2.2 Macros

Macros are very much like symbols or compile-time variables in their syntax, the difference is that macros have a value whereas a symbol simply is defined or is not defined. Furthermore, following the definition of a macro, any occurrence of the macro in the pascal source will be replaced with the value of the macro (much like the macro support in the C preprocessor). If macro support is required, the -Sm command line switch must be used to switch it on, or the directive must be inserted:


otherwise macros will be regarded as a symbol.

Defining a macro in a program is done in the same way as defining a symbol; in a {$define} preprocessor statement1:

{$define ident:=expr}

If the compiler encounters ident in the rest of the source file, it will be replaced immediately by expr. This replacement works recursively, meaning that when the compiler expanded one macro, it will look at the resulting expression again to see if another replacement can be made. This means that care should be taken when using macros, because an infinite loop can occur in this manner (recent compiler versions will warn about this).

Here are two examples which illustrate the use of macros:

{$define sum:=a:=a+b;}  
sum          { will be expanded to 'a:=a+b;'  
               Note the absence of the semicolon}  
{$define b:=100}  
sum          { Will be expanded recursively to a:=a+100; }  

The previous example could go wrong:

{$define sum:=a:=a+b;}  
sum          { will be expanded to 'a:=a+b;'  
               Note the absence of the semicolon}  
{$define b=sum} { DON'T do this !!!}  
sum          { Will be infinitely recursively expanded... }  

As of version 3.3.1, the compiler will warn about recursive macros, but previous versions of the compiler would recursively expand the macros till it runs out of memory .

Remark Macros defined in the interface part of a unit are not available outside that unit! They can just be used as a notational convenience, or in conditional compiles.

By default the compiler predefines three macros, containing the version number, the release number and the patch number. They are listed in table (2.1).

Table 2.1: Predefined macros

Symbol Contains

FPC_FULLVERSIONAn integer version number of the compiler.
FPC_VERSION The version number of the compiler.
FPC_RELEASE The release number of the compiler.
FPC_PATCH The patch number of the compiler.

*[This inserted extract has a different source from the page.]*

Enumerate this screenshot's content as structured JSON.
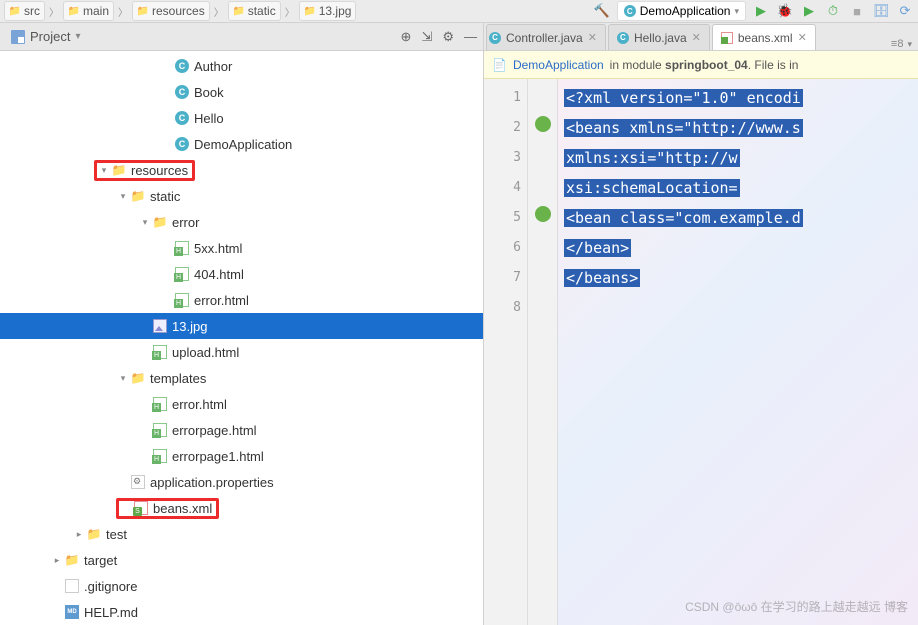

The FPC_FULLVERSION macro contains a version number which always uses 2 digits for the RELEASE and PATCH version numbers. This means that version 2.3.1 will result in FPC_FULLVERSION=20301. This number makes it easier to determine minimum versions.

Remark Don’t forget that macro support isn’t on by default. It must be turned on with the -Sm command line switch or using the {$MACRO ON} directive.

As of version 3.1.1, for embedded targets (such as AVR), the compiler defines several macros defining the memory layout of the target, they are listed in table (2.2). These macros are integer values and can be used in code and in $IF statements.

Table 2.2: Emmbedded target memory layout

Symbol Contains

FPC_FLASHBASE Base address of flash memory.
FPC_FLASHSIZE Size of flash memory.
FPC_RAMBASE Base address of RAM memory.
FPC_RAMSIZE Size of RAM memory.
FPC_BOOTBASE Base address of boot memory.
FPC_BOOTSIZE Size of boot memory.
FPC_EEPROMBASEBase address of EEPROM memory.

1In compiler versions older than 0.9.8, the assignment operator for a macros wasn’t := but =